Extracted records:
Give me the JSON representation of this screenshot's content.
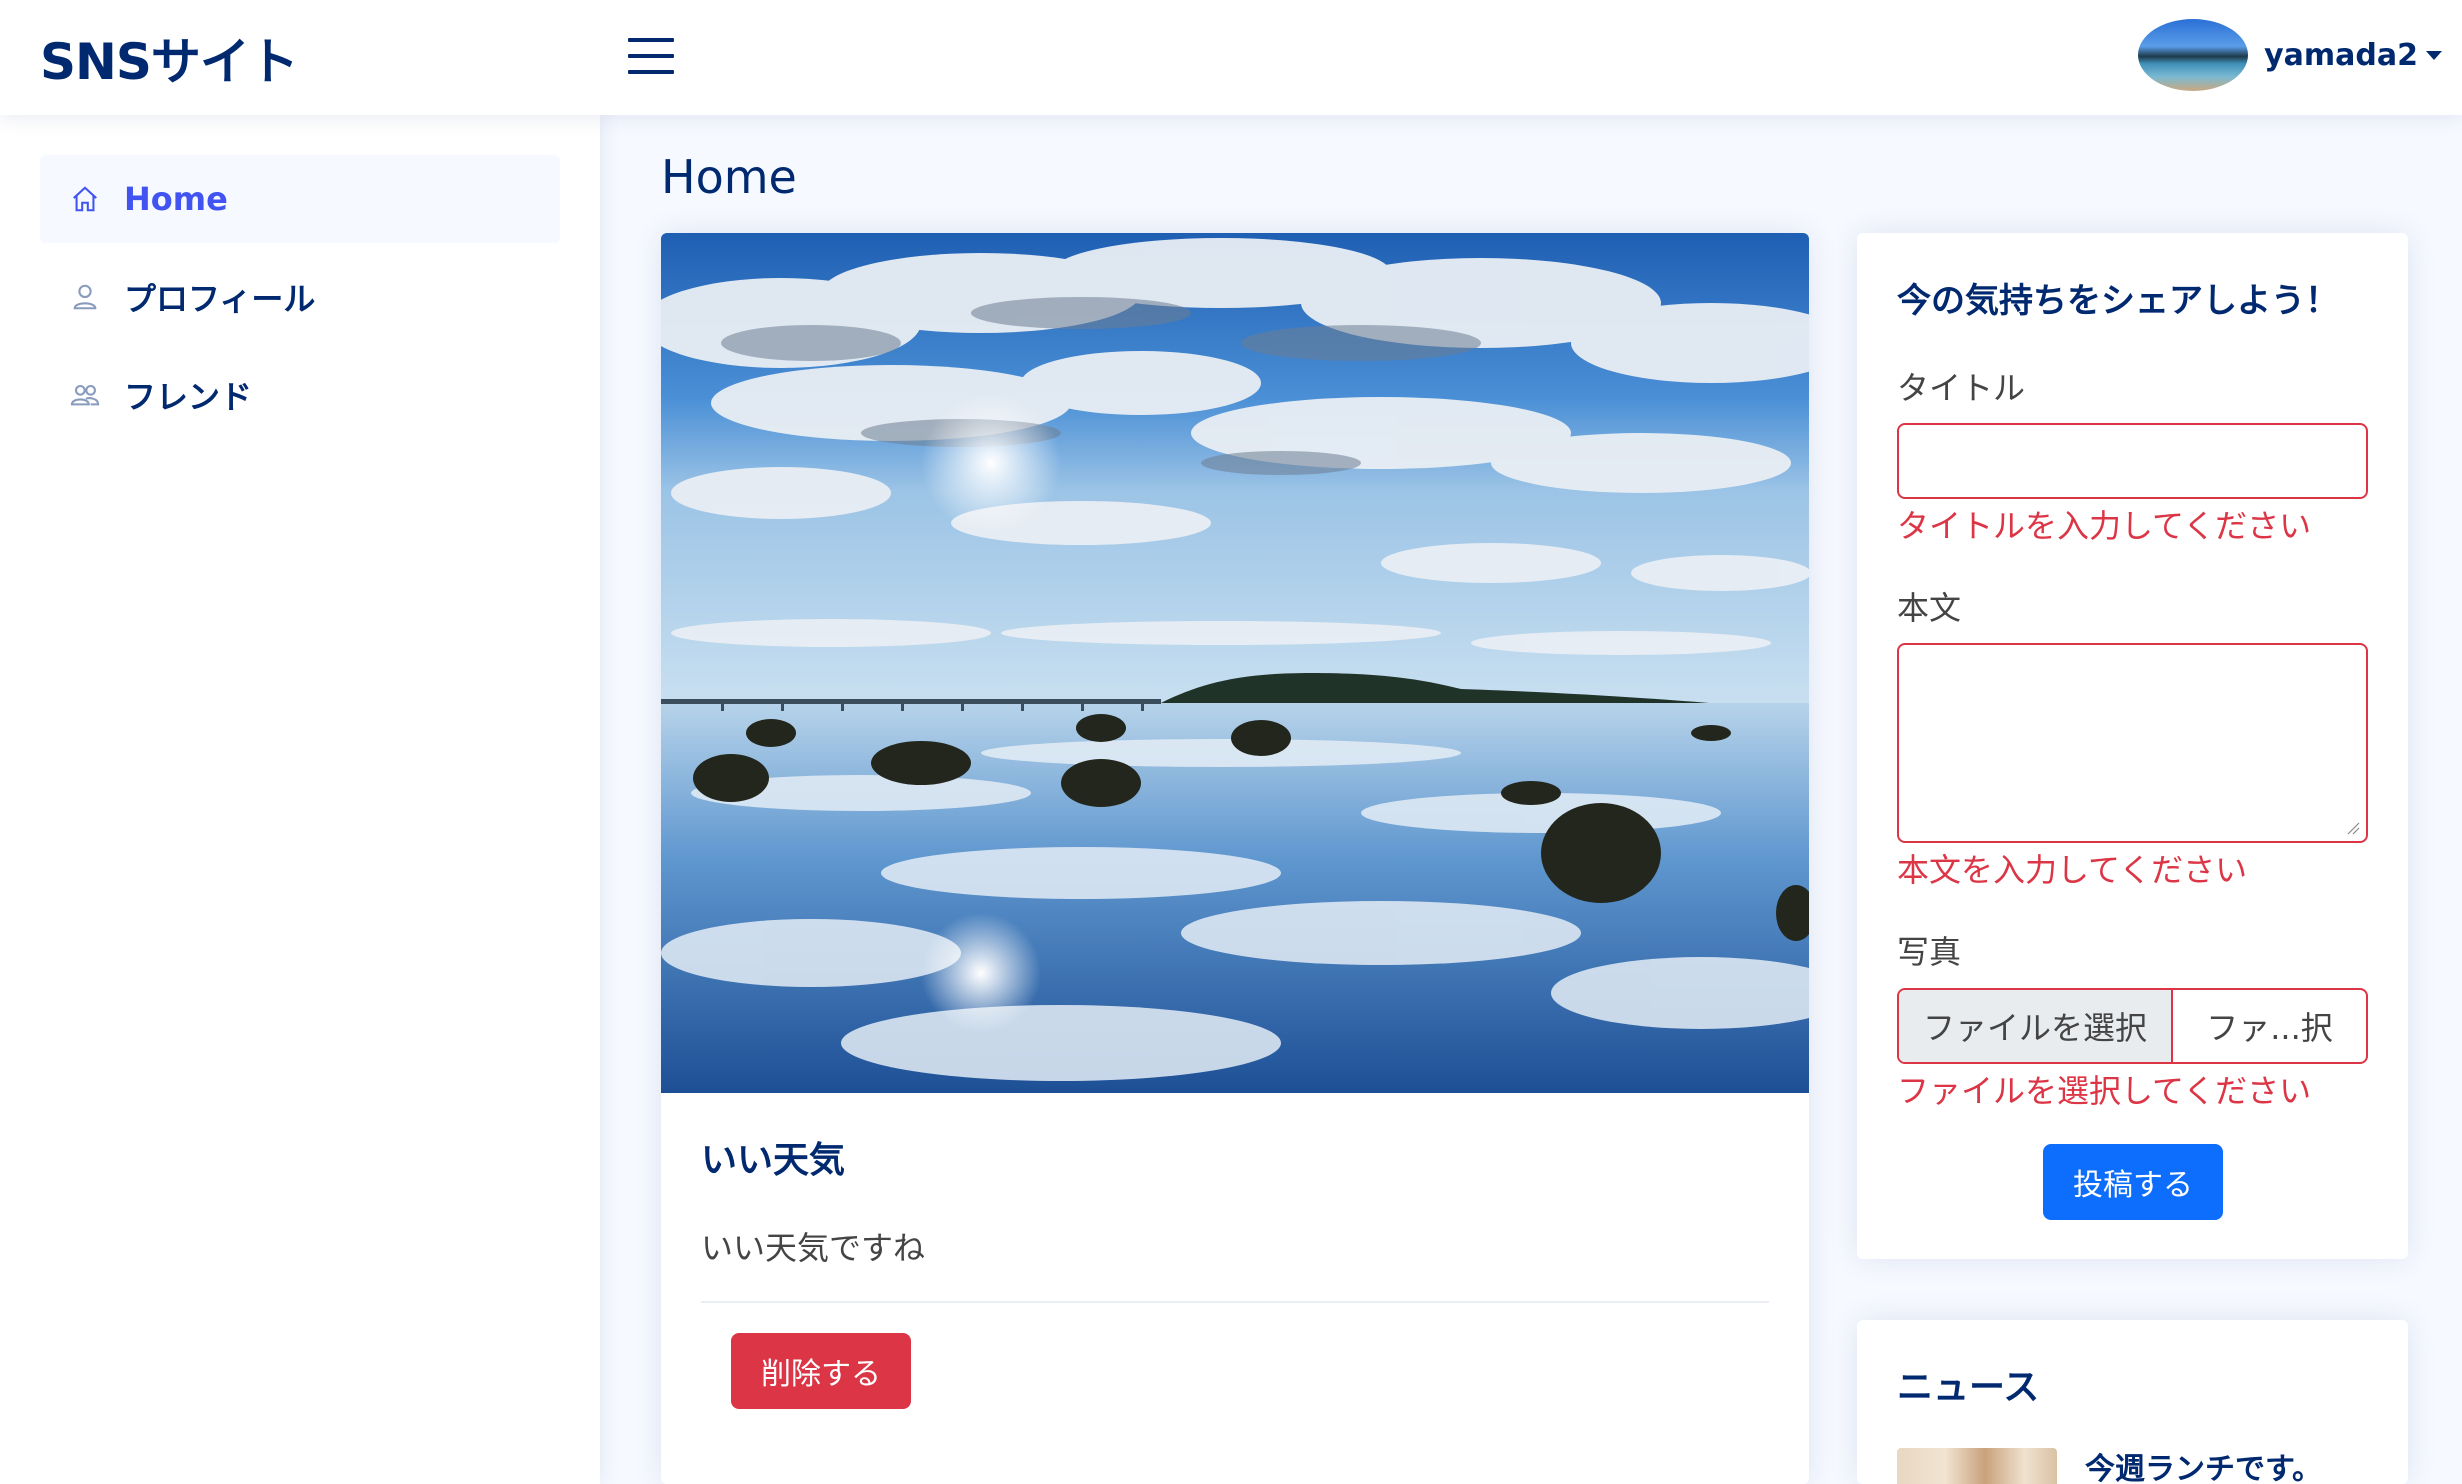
{
  "header": {
    "logo": "SNSサイト",
    "username": "yamada2"
  },
  "sidebar": {
    "items": [
      {
        "label": "Home",
        "icon": "house-icon",
        "active": true
      },
      {
        "label": "プロフィール",
        "icon": "person-icon",
        "active": false
      },
      {
        "label": "フレンド",
        "icon": "people-icon",
        "active": false
      }
    ]
  },
  "main": {
    "page_title": "Home",
    "post": {
      "title": "いい天気",
      "body": "いい天気ですね",
      "delete_label": "削除する"
    }
  },
  "form": {
    "heading": "今の気持ちをシェアしよう！",
    "title_label": "タイトル",
    "title_value": "",
    "title_error": "タイトルを入力してください",
    "body_label": "本文",
    "body_value": "",
    "body_error": "本文を入力してください",
    "photo_label": "写真",
    "file_button": "ファイルを選択",
    "file_name": "ファ...択",
    "photo_error": "ファイルを選択してください",
    "submit_label": "投稿する"
  },
  "news": {
    "heading": "ニュース",
    "items": [
      {
        "title": "今週ランチです。"
      }
    ]
  },
  "colors": {
    "primary": "#012970",
    "accent": "#4154f1",
    "danger": "#dc3545",
    "button_primary": "#0d6efd",
    "background": "#f6f9ff"
  }
}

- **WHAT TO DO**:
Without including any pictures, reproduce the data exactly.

- **EXPECTED ANSWER**:
Give me the JSON representation of this screenshot's content.
{
  "header": {
    "logo": "SNSサイト",
    "username": "yamada2"
  },
  "sidebar": {
    "items": [
      {
        "label": "Home",
        "icon": "house-icon",
        "active": true
      },
      {
        "label": "プロフィール",
        "icon": "person-icon",
        "active": false
      },
      {
        "label": "フレンド",
        "icon": "people-icon",
        "active": false
      }
    ]
  },
  "main": {
    "page_title": "Home",
    "post": {
      "title": "いい天気",
      "body": "いい天気ですね",
      "delete_label": "削除する"
    }
  },
  "form": {
    "heading": "今の気持ちをシェアしよう！",
    "title_label": "タイトル",
    "title_value": "",
    "title_error": "タイトルを入力してください",
    "body_label": "本文",
    "body_value": "",
    "body_error": "本文を入力してください",
    "photo_label": "写真",
    "file_button": "ファイルを選択",
    "file_name": "ファ...択",
    "photo_error": "ファイルを選択してください",
    "submit_label": "投稿する"
  },
  "news": {
    "heading": "ニュース",
    "items": [
      {
        "title": "今週ランチです。"
      }
    ]
  },
  "colors": {
    "primary": "#012970",
    "accent": "#4154f1",
    "danger": "#dc3545",
    "button_primary": "#0d6efd",
    "background": "#f6f9ff"
  }
}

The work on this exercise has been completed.